Excerpted records =>

┄┄┄┄┄┄┄┄┄┄┄┄┄┄┄┄┄┄┄┄

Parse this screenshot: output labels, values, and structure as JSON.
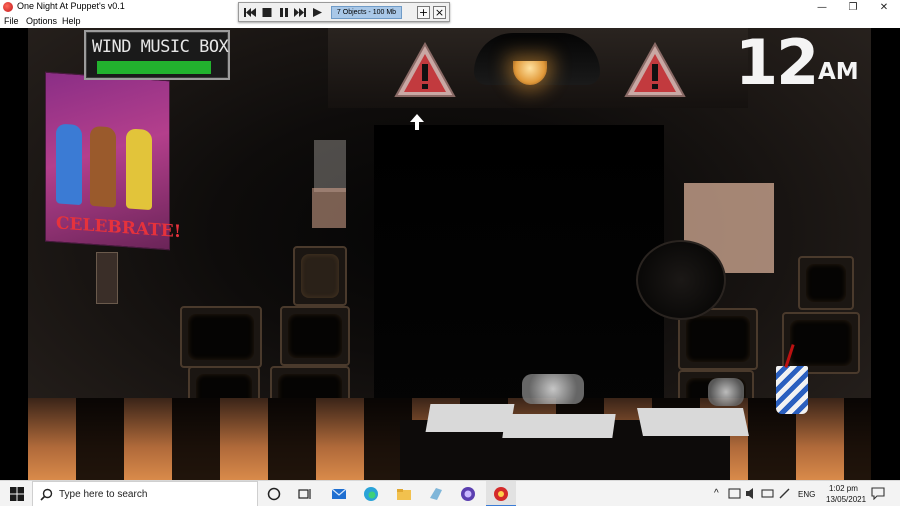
{
  "window": {
    "title": "One Night At Puppet's v0.1",
    "minimize": "—",
    "restore": "❐",
    "close": "✕"
  },
  "menu": [
    "File",
    "Options",
    "Help"
  ],
  "media_toolbar": {
    "status": "7 Objects - 100 Mb",
    "plus": "+",
    "close": "×"
  },
  "hud": {
    "wind_label": "WIND MUSIC BOX",
    "wind_level": 1.0,
    "wind_color": "#22b22e",
    "clock_hour": "12",
    "clock_ampm": "AM"
  },
  "scene": {
    "poster_text": "CELEBRATE!"
  },
  "taskbar": {
    "search_placeholder": "Type here to search",
    "language": "ENG",
    "time": "1:02 pm",
    "date": "13/05/2021"
  }
}
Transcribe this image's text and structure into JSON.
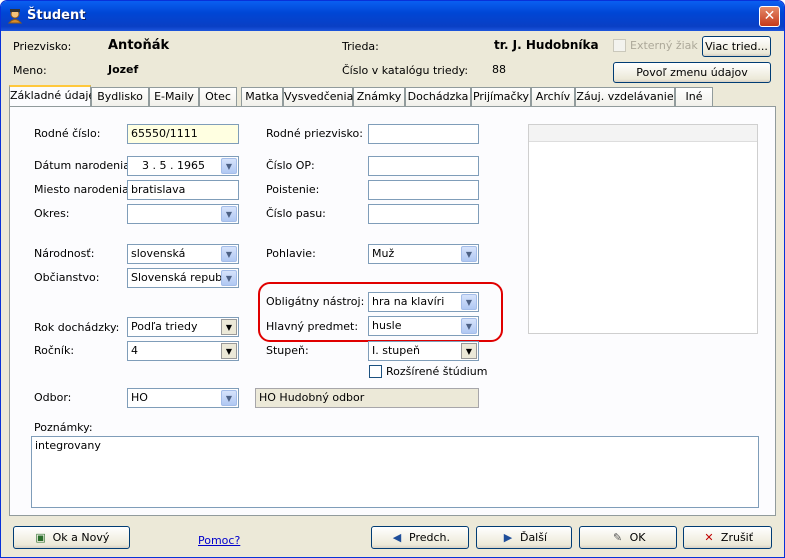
{
  "window": {
    "title": "Študent",
    "close_glyph": "✕"
  },
  "header": {
    "surname_label": "Priezvisko:",
    "surname_value": "Antoňák",
    "name_label": "Meno:",
    "name_value": "Jozef",
    "class_label": "Trieda:",
    "class_value": "tr. J. Hudobníka",
    "catalog_label": "Číslo v katalógu triedy:",
    "catalog_value": "88",
    "external_label": "Externý žiak",
    "more_classes_button": "Viac tried...",
    "allow_edit_button": "Povoľ zmenu údajov"
  },
  "tabs": [
    {
      "label": "Základné údaje"
    },
    {
      "label": "Bydlisko"
    },
    {
      "label": "E-Maily"
    },
    {
      "label": "Otec"
    },
    {
      "label": "Matka"
    },
    {
      "label": "Vysvedčenia"
    },
    {
      "label": "Známky"
    },
    {
      "label": "Dochádzka"
    },
    {
      "label": "Prijímačky"
    },
    {
      "label": "Archív"
    },
    {
      "label": "Záuj. vzdelávanie"
    },
    {
      "label": "Iné"
    }
  ],
  "form": {
    "birth_number_label": "Rodné číslo:",
    "birth_number_value": "65550/1111",
    "birth_date_label": "Dátum narodenia:",
    "birth_date_value": "3 .  5 . 1965",
    "birth_place_label": "Miesto narodenia:",
    "birth_place_value": "bratislava",
    "district_label": "Okres:",
    "district_value": "",
    "nationality_label": "Národnosť:",
    "nationality_value": "slovenská",
    "citizenship_label": "Občianstvo:",
    "citizenship_value": "Slovenská republ",
    "attendance_year_label": "Rok dochádzky:",
    "attendance_year_value": "Podľa triedy",
    "grade_label": "Ročník:",
    "grade_value": "4",
    "department_label": "Odbor:",
    "department_value": "HO",
    "department_desc": "HO Hudobný odbor",
    "birth_surname_label": "Rodné priezvisko:",
    "birth_surname_value": "",
    "id_card_label": "Číslo OP:",
    "id_card_value": "",
    "insurance_label": "Poistenie:",
    "insurance_value": "",
    "passport_label": "Číslo pasu:",
    "passport_value": "",
    "gender_label": "Pohlavie:",
    "gender_value": "Muž",
    "instrument_label": "Obligátny nástroj:",
    "instrument_value": "hra na klavíri",
    "main_subject_label": "Hlavný predmet:",
    "main_subject_value": "husle",
    "level_label": "Stupeň:",
    "level_value": "I. stupeň",
    "extended_study_label": "Rozšírené štúdium",
    "notes_label": "Poznámky:",
    "notes_value": "integrovany"
  },
  "footer": {
    "ok_new_button": "Ok a Nový",
    "help_link": "Pomoc?",
    "prev_button": "Predch.",
    "next_button": "Ďalší",
    "ok_button": "OK",
    "cancel_button": "Zrušiť"
  },
  "colors": {
    "highlight": "#e00000",
    "title_bar": "#0054e3",
    "active_tab": "#ffc83c",
    "yellow_field": "#ffffe1"
  }
}
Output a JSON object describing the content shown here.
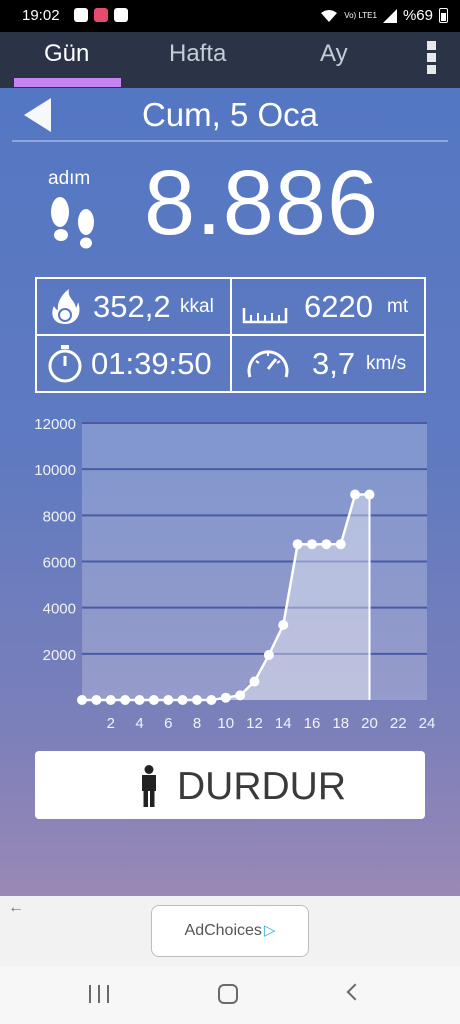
{
  "status_bar": {
    "time": "19:02",
    "lte": "Vo) LTE1",
    "battery": "%69"
  },
  "tabs": [
    {
      "label": "Gün",
      "active": true
    },
    {
      "label": "Hafta",
      "active": false
    },
    {
      "label": "Ay",
      "active": false
    }
  ],
  "header": {
    "date": "Cum, 5 Oca"
  },
  "steps": {
    "label": "adım",
    "value": "8.886"
  },
  "stats": {
    "calories": {
      "value": "352,2",
      "unit": "kkal",
      "icon": "flame-icon"
    },
    "distance": {
      "value": "6220",
      "unit": "mt",
      "icon": "ruler-icon"
    },
    "duration": {
      "value": "01:39:50",
      "icon": "stopwatch-icon"
    },
    "speed": {
      "value": "3,7",
      "unit": "km/s",
      "icon": "speedometer-icon"
    }
  },
  "chart_data": {
    "type": "area",
    "x": [
      0,
      1,
      2,
      3,
      4,
      5,
      6,
      7,
      8,
      9,
      10,
      11,
      12,
      13,
      14,
      15,
      16,
      17,
      18,
      19,
      20
    ],
    "values": [
      0,
      0,
      0,
      0,
      0,
      0,
      0,
      0,
      0,
      0,
      100,
      200,
      800,
      1950,
      3250,
      6750,
      6750,
      6750,
      6750,
      8900,
      8900
    ],
    "ylim": [
      0,
      12000
    ],
    "xlim": [
      0,
      24
    ],
    "y_ticks": [
      "12000",
      "10000",
      "8000",
      "6000",
      "4000",
      "2000"
    ],
    "x_ticks": [
      "2",
      "4",
      "6",
      "8",
      "10",
      "12",
      "14",
      "16",
      "18",
      "20",
      "22",
      "24"
    ],
    "grid": true
  },
  "stop_button": {
    "label": "DURDUR"
  },
  "ad": {
    "label": "AdChoices",
    "back_arrow": "←"
  },
  "colors": {
    "accent_tab": "#c485f2",
    "background_top": "#5477c3",
    "background_bottom": "#9a88b5"
  }
}
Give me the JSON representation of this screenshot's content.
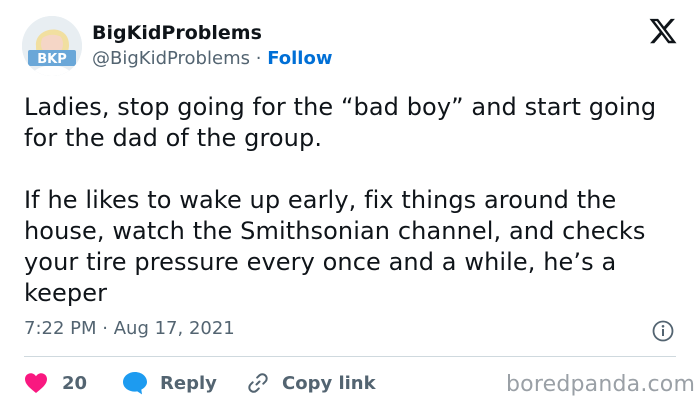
{
  "header": {
    "display_name": "BigKidProblems",
    "handle": "@BigKidProblems",
    "separator": "·",
    "follow_label": "Follow",
    "avatar_text": "BKP"
  },
  "tweet": {
    "paragraph_1": "Ladies, stop going for the “bad boy” and start going for the dad of the group.",
    "paragraph_2": "If he likes to wake up early, fix things around the house, watch the Smithsonian channel, and checks your tire pressure every once and a while, he’s a keeper"
  },
  "meta": {
    "time": "7:22 PM",
    "separator": "·",
    "date": "Aug 17, 2021"
  },
  "actions": {
    "like_count": "20",
    "reply_label": "Reply",
    "copy_link_label": "Copy link"
  },
  "watermark": "boredpanda.com",
  "colors": {
    "accent": "#006fd6",
    "like": "#f91880",
    "reply": "#1d9bf0",
    "muted": "#536471"
  },
  "icons": [
    "x-logo-icon",
    "info-icon",
    "heart-icon",
    "reply-bubble-icon",
    "link-icon"
  ]
}
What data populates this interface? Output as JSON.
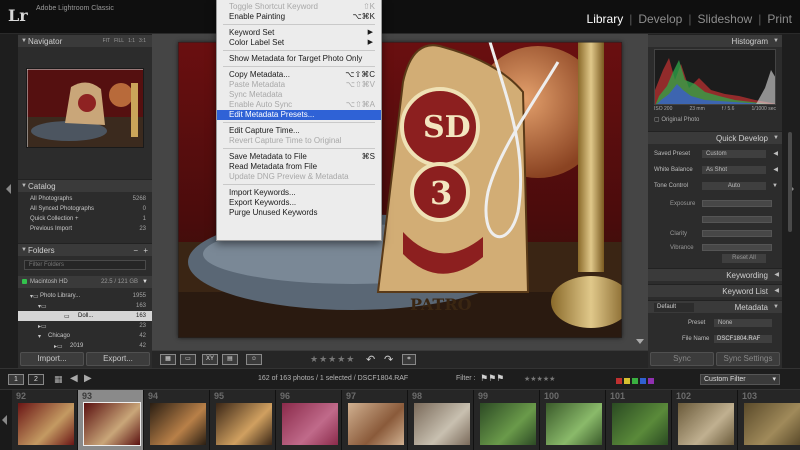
{
  "app": {
    "logo": "Lr",
    "title": "Adobe Lightroom Classic",
    "modules": [
      "Library",
      "Develop",
      "Slideshow",
      "Print"
    ],
    "active_module": "Library"
  },
  "navigator": {
    "title": "Navigator",
    "opts": [
      "FIT",
      "FILL",
      "1:1",
      "3:1"
    ]
  },
  "catalog": {
    "title": "Catalog",
    "items": [
      {
        "label": "All Photographs",
        "count": "5268"
      },
      {
        "label": "All Synced Photographs",
        "count": "0"
      },
      {
        "label": "Quick Collection +",
        "count": "1"
      },
      {
        "label": "Previous Import",
        "count": "23"
      }
    ]
  },
  "folders": {
    "title": "Folders",
    "filter_placeholder": "Filter Folders",
    "volume": {
      "label": "Macintosh HD",
      "space": "22.5 / 121 GB"
    },
    "items": [
      {
        "label": "Photo Library...",
        "count": "1955"
      },
      {
        "label": "",
        "count": "163"
      },
      {
        "label": "Doll...",
        "count": "163"
      },
      {
        "label": "",
        "count": "23"
      },
      {
        "label": "Chicago",
        "count": "42"
      },
      {
        "label": "2019",
        "count": "42"
      }
    ]
  },
  "left_buttons": {
    "import": "Import...",
    "export": "Export..."
  },
  "histogram": {
    "title": "Histogram",
    "info": [
      "ISO 200",
      "23 mm",
      "f / 5.6",
      "1/1000 sec"
    ],
    "original_photo": "Original Photo"
  },
  "quick_develop": {
    "title": "Quick Develop",
    "saved_preset_label": "Saved Preset",
    "saved_preset_value": "Custom",
    "white_balance_label": "White Balance",
    "white_balance_value": "As Shot",
    "tone_control_label": "Tone Control",
    "auto_label": "Auto",
    "rows": [
      "Exposure",
      "Clarity",
      "Vibrance"
    ],
    "reset_label": "Reset All"
  },
  "keywording": {
    "title": "Keywording"
  },
  "keyword_list": {
    "title": "Keyword List"
  },
  "metadata": {
    "title": "Metadata",
    "default_label": "Default",
    "preset_label": "Preset",
    "preset_value": "None",
    "file_name_label": "File Name",
    "file_name_value": "DSCF1804.RAF"
  },
  "sync_buttons": {
    "sync": "Sync",
    "sync_settings": "Sync Settings"
  },
  "menu": {
    "items": [
      {
        "label": "Toggle Shortcut Keyword",
        "shortcut": "⇧K",
        "disabled": true
      },
      {
        "label": "Enable Painting",
        "shortcut": "⌥⌘K",
        "disabled": false
      },
      {
        "sep": true
      },
      {
        "label": "Keyword Set",
        "submenu": true
      },
      {
        "label": "Color Label Set",
        "submenu": true
      },
      {
        "sep": true
      },
      {
        "label": "Show Metadata for Target Photo Only"
      },
      {
        "sep": true
      },
      {
        "label": "Copy Metadata...",
        "shortcut": "⌥⇧⌘C"
      },
      {
        "label": "Paste Metadata",
        "shortcut": "⌥⇧⌘V",
        "disabled": true
      },
      {
        "label": "Sync Metadata",
        "disabled": true
      },
      {
        "label": "Enable Auto Sync",
        "shortcut": "⌥⇧⌘A",
        "disabled": true
      },
      {
        "label": "Edit Metadata Presets...",
        "highlight": true
      },
      {
        "sep": true
      },
      {
        "label": "Edit Capture Time..."
      },
      {
        "label": "Revert Capture Time to Original",
        "disabled": true
      },
      {
        "sep": true
      },
      {
        "label": "Save Metadata to File",
        "shortcut": "⌘S"
      },
      {
        "label": "Read Metadata from File"
      },
      {
        "label": "Update DNG Preview & Metadata",
        "disabled": true
      },
      {
        "sep": true
      },
      {
        "label": "Import Keywords..."
      },
      {
        "label": "Export Keywords..."
      },
      {
        "label": "Purge Unused Keywords"
      }
    ]
  },
  "filmstrip_bar": {
    "page1": "1",
    "page2": "2",
    "status": "162 of 163 photos / 1 selected / DSCF1804.RAF",
    "filter_label": "Filter :",
    "filter_value": "Custom Filter"
  },
  "filmstrip": {
    "numbers": [
      "92",
      "93",
      "94",
      "95",
      "96",
      "97",
      "98",
      "99",
      "100",
      "101",
      "102",
      "103"
    ],
    "selected_index": 1
  },
  "colors": {
    "highlight": "#2f62d6",
    "panel": "#2c2c2c",
    "photo_red": "#5a1010"
  }
}
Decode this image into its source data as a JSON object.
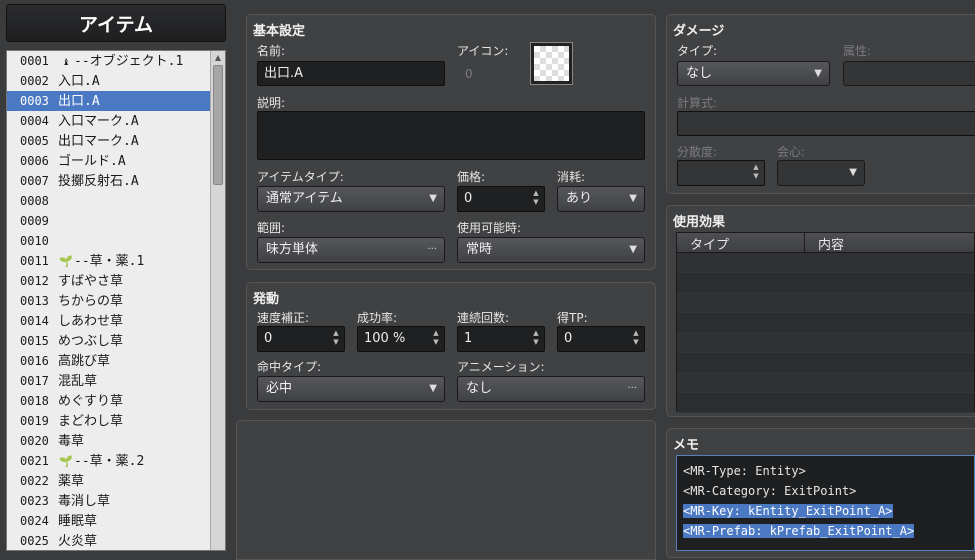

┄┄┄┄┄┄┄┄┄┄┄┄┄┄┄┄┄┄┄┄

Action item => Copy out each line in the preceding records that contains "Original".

Task result =>
    "original_photo": "Original Photo"
        "label": "Revert Capture Time to Original",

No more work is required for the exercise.